Stem cell transplant offers hope
Hayden woman to undergo experimental treatment for MS
Rami Amaro is betting on an experimental stem cell transplant treatment to fight off multiple sclerosis.
It’s a risky – and expensive – procedure that the Hayden woman hopes will stop the degenerative effects of MS, a disease that affects brain function. Though she has undergone conventional treatments and is taking interferon shots every other day, Amaro has accepted – and has convinced her husband and four children – that a more radical approach is needed if she is to live the life she envisioned for herself.
The treatment is part of a study conducted by the Fred Hutchinson Cancer Research Center in Seattle. It focuses on people with early confirmation of severe MS. It will require Amaro to spend two months on the transplant floor of the University of Washington Medical Center as her doctors destroy her immune system and then reboot it by transplanting stem cells previously extracted from her bone marrow.

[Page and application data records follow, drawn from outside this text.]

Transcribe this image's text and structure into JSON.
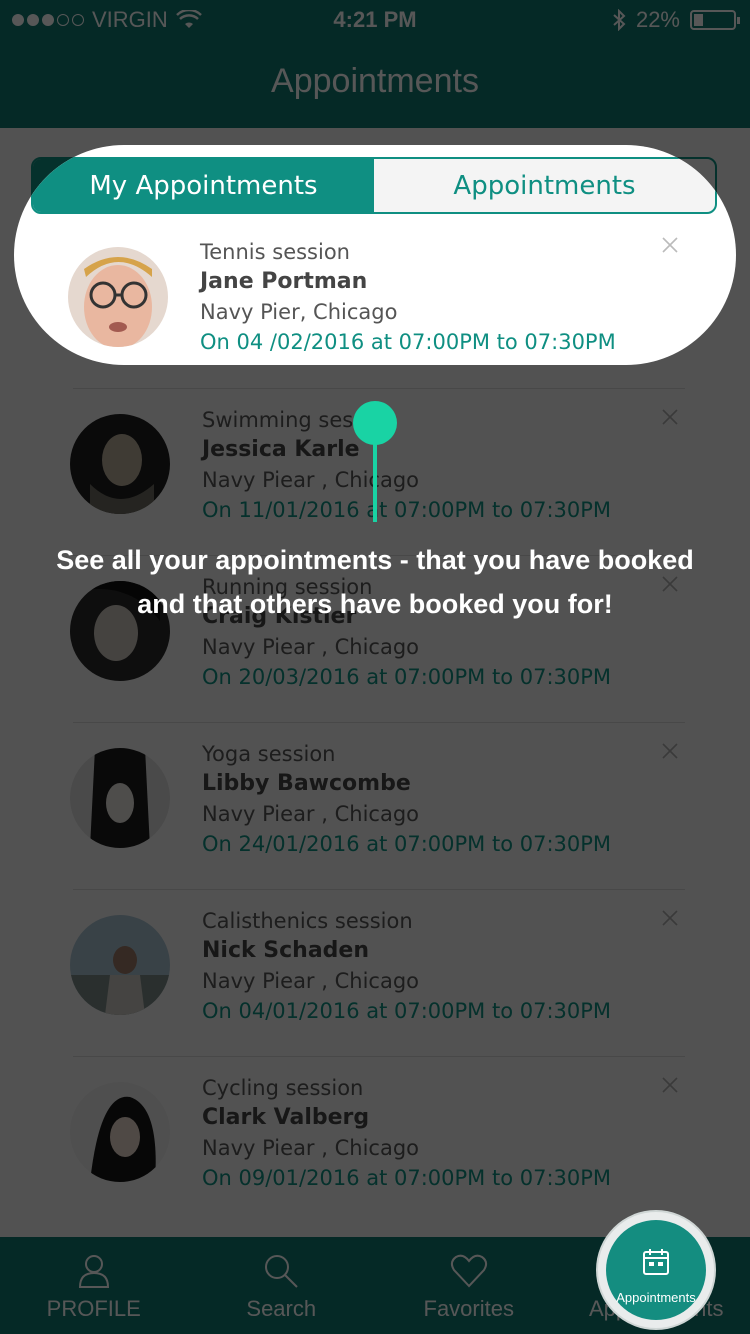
{
  "status": {
    "carrier": "VIRGIN",
    "time": "4:21 PM",
    "battery": "22%"
  },
  "nav": {
    "title": "Appointments"
  },
  "tabs": [
    {
      "label": "My Appointments"
    },
    {
      "label": "Appointments"
    }
  ],
  "highlight": {
    "session": "Tennis session",
    "name": "Jane Portman",
    "location": "Navy Pier, Chicago",
    "when": "On  04 /02/2016 at 07:00PM to 07:30PM"
  },
  "appointments": [
    {
      "session": "Swimming session",
      "name": "Jessica Karle",
      "location": "Navy Piear , Chicago",
      "when": "On  11/01/2016 at 07:00PM to 07:30PM"
    },
    {
      "session": "Running session",
      "name": "Craig Kistler",
      "location": "Navy Piear , Chicago",
      "when": "On  20/03/2016 at 07:00PM to 07:30PM"
    },
    {
      "session": "Yoga session",
      "name": "Libby Bawcombe",
      "location": "Navy Piear , Chicago",
      "when": "On  24/01/2016 at 07:00PM to 07:30PM"
    },
    {
      "session": "Calisthenics session",
      "name": "Nick Schaden",
      "location": "Navy Piear , Chicago",
      "when": "On  04/01/2016 at 07:00PM to 07:30PM"
    },
    {
      "session": "Cycling session",
      "name": "Clark Valberg",
      "location": "Navy Piear , Chicago",
      "when": "On  09/01/2016 at 07:00PM to 07:30PM"
    }
  ],
  "tooltip": {
    "text": "See all your appointments - that you have booked and that others have booked you for!"
  },
  "tabbar": [
    {
      "label": "PROFILE"
    },
    {
      "label": "Search"
    },
    {
      "label": "Favorites"
    },
    {
      "label": "Appointments"
    }
  ],
  "fab": {
    "label": "Appointments"
  },
  "colors": {
    "primary": "#0f7a71",
    "accent": "#0f8f82",
    "pin": "#19d3a4"
  }
}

What makes this procedure different from other stem cell transplants in patients with neurological autoimmune diseases is that the extracted stem cell samples are rid of T cells, the white blood cells that play a key role in protecting the body against disease, said Bernadette McLaughlin, a research nurse coordinating the study.
Older T cells, she said, have experience, or memory, that provoke them to cross into the brain and do damage.
If such T cells are replaced with new ones created by the transplanted stem cells, the hope is that the new T cells won’t behave in such a way, thus disrupting and perhaps even reversing the effects of MS.
If the treatment receives approval for widespread use, it would give hope to about 5 percent of MS patients, McLaughlin said.
Amaro’s symptoms began appearing several years ago. But it wasn’t until she was campaigning for a judgeship that her vision began to fail and her arm became clumsy.
She lost that 2006 race to unseat 1st District Judge John T. Mitchell despite outspending him, including using $48,000 of her own money, according to campaign reports.
Then in 2007, when she was in Cincinnati with her husband, Lance, she lost her vision and was rushed to the hospital. Her MS diagnosis was confirmed.
“I thought maybe I was having a stroke,” she said.
In the two years since, she has experienced the frustrating, painful and frightening symptoms that afflict MS patients. Her vision continues to be troubled. She is losing some of the executive brain functions that helped her become a successful attorney. And she has lapses in memory.
In response, she has stopped her general law practice and is now focused on taking care of her family while they take care of her as she prepares for the treatment, possibly before the end of the year.
The study of some 26 patients is not recruiting participants, McLaughlin said.
The mortality rate for participants is between 3 percent and 5 percent. While that may seem like good odds, it’s considered high by neurologists and others, who point out that the procedure is not considered lifesaving.
While it’s too early to confirm success rates, initial results of numerous stem cell transplant studies have led researchers and patients to settle on a 60 percent to 80 percent recovery.
Amaro, who beat thyroid cancer in her mid-20s, considers herself a prime candidate for the study and is confident she’ll end up in the positive column.
The treatment will cost more than $210,000. Though her health insurer has yet to approve payment, she believes it will.
“This is my chance to see my children grow up and maybe one day see grandkids,” she said. “It has to work. It’s a risk I’m willing to make.”